They look like bubbles on the surface of the water. Looking closer, you see they are actually eyes which float just above the surface of the water. They belong to the anableps, a minnow-sized fish often referred to as “four eyes.” Isn’t that awesome!

I’m a minnow—you don’t get much more ordinary than that! But wait until I tell you about myself, and especially about my marvelous Creator. I think you will be surprised.

We are native to the tropical waters of the Americas, either brackish or fresh. We aren’t fussy about what we eat either. We like worms, insects, crustaceans—just about anything that comes along. And we aren’t very large. Most of us average three- to four-inches in length, though a few of our kind reach as long as a foot. Being so small, we have one very big problem: surviving. You see, we’re lunch for lots of the bigger fish. So we have to be—you guessed it—all eyes! It’s the only way we can survive.

But if I may brag a little, I think our eyes are wonderful. I had nothing to do about their design—I have to give all credit to our marvelous Creator for knowing what we needed. Maybe we don’t look spectacular, but we can really see. You think you can catch me off guard? I’ll always be a hop ahead of you! Yes, I had an eye on you (one of my “four”) long before you saw me! Actually, “four eyes” is a slight exaggeration. We have two divided eyes that work like four distinct eyes.

How our eyes work

Your eyes are designed to see objects in the air (out of water). Each of your eyes has a pupil, and in front of it a large front window (the cornea). Light entering your eye is focused by a combination of the front window (cornea) and a flat-type lens. If you try to look at objects under water, everything is out of focus. Animals that live under water, like fish, have spherical lenses, which produce a perfect image of the underwater world but would not work in the air.

Now we anableps have a special problem, because most eyes are designed to see objects either in the air (out of water) or under water. Because we live at the surface of the water, we need to see both through the air and through the water. If we had eyes like yours, we could see very well in the air, but underwater images would be out of focus. If we had eyes like other fish, we would be able to see very well in the water, but objects in the air would be out of focus. And in either case, I can assure you, I would be so hungry, I wouldn’t be able to swim anymore. Or else I’d be eaten so quickly by some predator, I would never need to eat anything!

Well, what do you suppose my Designer did? He designed my eyes with four parts—I can actually see above the water and under the water with each eye at the same time! Really! How?

Each of my eyes has two corneas (front windows), one that looks out into the air, and one that looks down through the water. The same eye looks two directions. Light entering through both of these corneas passes through a lens in my eye. But the lens is neither round nor flat; it is elliptical. (Who thought up that one?!) And it is perfectly aligned so that light coming from above the water passes through the shorter axis of the lens and strikes a special retina in the bottom of my eye, producing a sharp clear image. And light coming through the other window from underneath the water passes through the long axis of the lens and strikes the upper retina of my eye, also creating a sharp clear image. So I am able to see two images with each eye at the same time. Isn’t that pretty wonderful?

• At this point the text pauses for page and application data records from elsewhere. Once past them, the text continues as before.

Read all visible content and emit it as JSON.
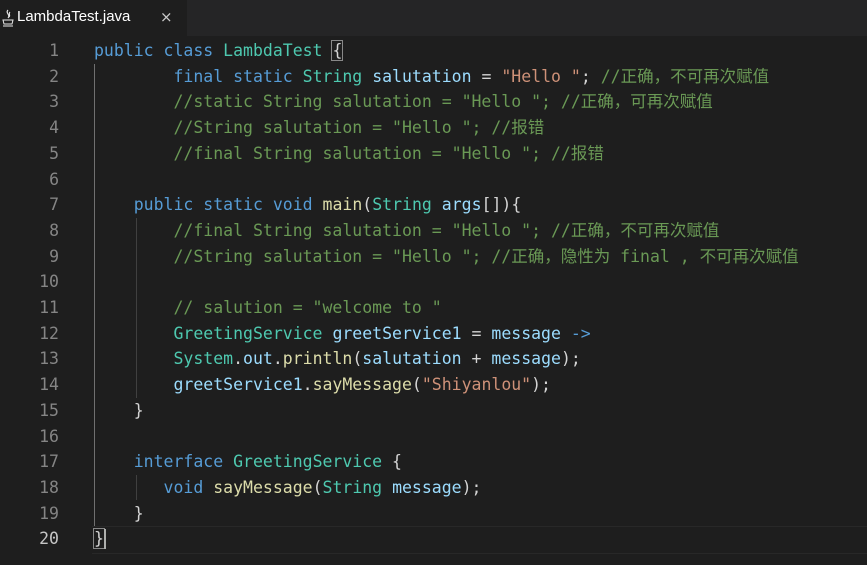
{
  "tab": {
    "title": "LambdaTest.java",
    "close_glyph": "×",
    "icon": "java-file-icon"
  },
  "colors": {
    "keyword": "#569cd6",
    "type": "#4ec9b0",
    "variable": "#9cdcfe",
    "function": "#dcdcaa",
    "string": "#ce9178",
    "comment": "#6a9955",
    "plain": "#d4d4d4",
    "background": "#1e1e1e"
  },
  "editor": {
    "active_line": 20,
    "lines": [
      {
        "n": "1",
        "tokens": [
          [
            "kw",
            "public"
          ],
          [
            "pu",
            " "
          ],
          [
            "kw",
            "class"
          ],
          [
            "pu",
            " "
          ],
          [
            "ty",
            "LambdaTest"
          ],
          [
            "pu",
            " "
          ],
          [
            "br",
            "{"
          ]
        ]
      },
      {
        "n": "2",
        "tokens": [
          [
            "pu",
            "        "
          ],
          [
            "kw",
            "final"
          ],
          [
            "pu",
            " "
          ],
          [
            "kw",
            "static"
          ],
          [
            "pu",
            " "
          ],
          [
            "ty",
            "String"
          ],
          [
            "pu",
            " "
          ],
          [
            "va",
            "salutation"
          ],
          [
            "pu",
            " = "
          ],
          [
            "st",
            "\"Hello \""
          ],
          [
            "pu",
            "; "
          ],
          [
            "cm",
            "//正确，不可再次赋值"
          ]
        ]
      },
      {
        "n": "3",
        "tokens": [
          [
            "pu",
            "        "
          ],
          [
            "cm",
            "//static String salutation = \"Hello \"; //正确，可再次赋值"
          ]
        ]
      },
      {
        "n": "4",
        "tokens": [
          [
            "pu",
            "        "
          ],
          [
            "cm",
            "//String salutation = \"Hello \"; //报错"
          ]
        ]
      },
      {
        "n": "5",
        "tokens": [
          [
            "pu",
            "        "
          ],
          [
            "cm",
            "//final String salutation = \"Hello \"; //报错"
          ]
        ]
      },
      {
        "n": "6",
        "tokens": []
      },
      {
        "n": "7",
        "tokens": [
          [
            "pu",
            "    "
          ],
          [
            "kw",
            "public"
          ],
          [
            "pu",
            " "
          ],
          [
            "kw",
            "static"
          ],
          [
            "pu",
            " "
          ],
          [
            "kw",
            "void"
          ],
          [
            "pu",
            " "
          ],
          [
            "fn",
            "main"
          ],
          [
            "pu",
            "("
          ],
          [
            "ty",
            "String"
          ],
          [
            "pu",
            " "
          ],
          [
            "va",
            "args"
          ],
          [
            "pu",
            "[]){"
          ]
        ]
      },
      {
        "n": "8",
        "tokens": [
          [
            "pu",
            "        "
          ],
          [
            "cm",
            "//final String salutation = \"Hello \"; //正确，不可再次赋值"
          ]
        ]
      },
      {
        "n": "9",
        "tokens": [
          [
            "pu",
            "        "
          ],
          [
            "cm",
            "//String salutation = \"Hello \"; //正确，隐性为 final , 不可再次赋值"
          ]
        ]
      },
      {
        "n": "10",
        "tokens": []
      },
      {
        "n": "11",
        "tokens": [
          [
            "pu",
            "        "
          ],
          [
            "cm",
            "// salution = \"welcome to \""
          ]
        ]
      },
      {
        "n": "12",
        "tokens": [
          [
            "pu",
            "        "
          ],
          [
            "ty",
            "GreetingService"
          ],
          [
            "pu",
            " "
          ],
          [
            "va",
            "greetService1"
          ],
          [
            "pu",
            " = "
          ],
          [
            "va",
            "message"
          ],
          [
            "pu",
            " "
          ],
          [
            "kw",
            "->"
          ]
        ]
      },
      {
        "n": "13",
        "tokens": [
          [
            "pu",
            "        "
          ],
          [
            "ty",
            "System"
          ],
          [
            "pu",
            "."
          ],
          [
            "va",
            "out"
          ],
          [
            "pu",
            "."
          ],
          [
            "fn",
            "println"
          ],
          [
            "pu",
            "("
          ],
          [
            "va",
            "salutation"
          ],
          [
            "pu",
            " + "
          ],
          [
            "va",
            "message"
          ],
          [
            "pu",
            ");"
          ]
        ]
      },
      {
        "n": "14",
        "tokens": [
          [
            "pu",
            "        "
          ],
          [
            "va",
            "greetService1"
          ],
          [
            "pu",
            "."
          ],
          [
            "fn",
            "sayMessage"
          ],
          [
            "pu",
            "("
          ],
          [
            "st",
            "\"Shiyanlou\""
          ],
          [
            "pu",
            ");"
          ]
        ]
      },
      {
        "n": "15",
        "tokens": [
          [
            "pu",
            "    }"
          ]
        ]
      },
      {
        "n": "16",
        "tokens": []
      },
      {
        "n": "17",
        "tokens": [
          [
            "pu",
            "    "
          ],
          [
            "kw",
            "interface"
          ],
          [
            "pu",
            " "
          ],
          [
            "ty",
            "GreetingService"
          ],
          [
            "pu",
            " {"
          ]
        ]
      },
      {
        "n": "18",
        "tokens": [
          [
            "pu",
            "       "
          ],
          [
            "kw",
            "void"
          ],
          [
            "pu",
            " "
          ],
          [
            "fn",
            "sayMessage"
          ],
          [
            "pu",
            "("
          ],
          [
            "ty",
            "String"
          ],
          [
            "pu",
            " "
          ],
          [
            "va",
            "message"
          ],
          [
            "pu",
            ");"
          ]
        ]
      },
      {
        "n": "19",
        "tokens": [
          [
            "pu",
            "    }"
          ]
        ]
      },
      {
        "n": "20",
        "tokens": [
          [
            "br",
            "}"
          ]
        ]
      }
    ]
  }
}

That is why it looks like I have four eyes. Really I have only two, but each eye has two pupils and two corneas, one above water and one below the water, separated by a line of pigment at the water level.

Do you see why our eyes are so important? Little minnows are delicious food for many larger animals, so we have to be constantly looking out for predators. Using my “four eyes” and floating right at the water’s surface, I’m able to see both up and down simultaneously. Yes, I can focus on an airborne predator and a tasty underwater snack at the same time. How about that!

Some of your scientists think I have achieved this remarkable feat on my own. They talk about all the years I was developing these eyes. Isn’t that fantastic? Fancy little “me” figuring out how to stay out of the sharks’ mouths while my eyes were under construction! And how would I find anything to eat in the blur under the water? I can’t imagine what I would do.

But then, I’m only a little minnow.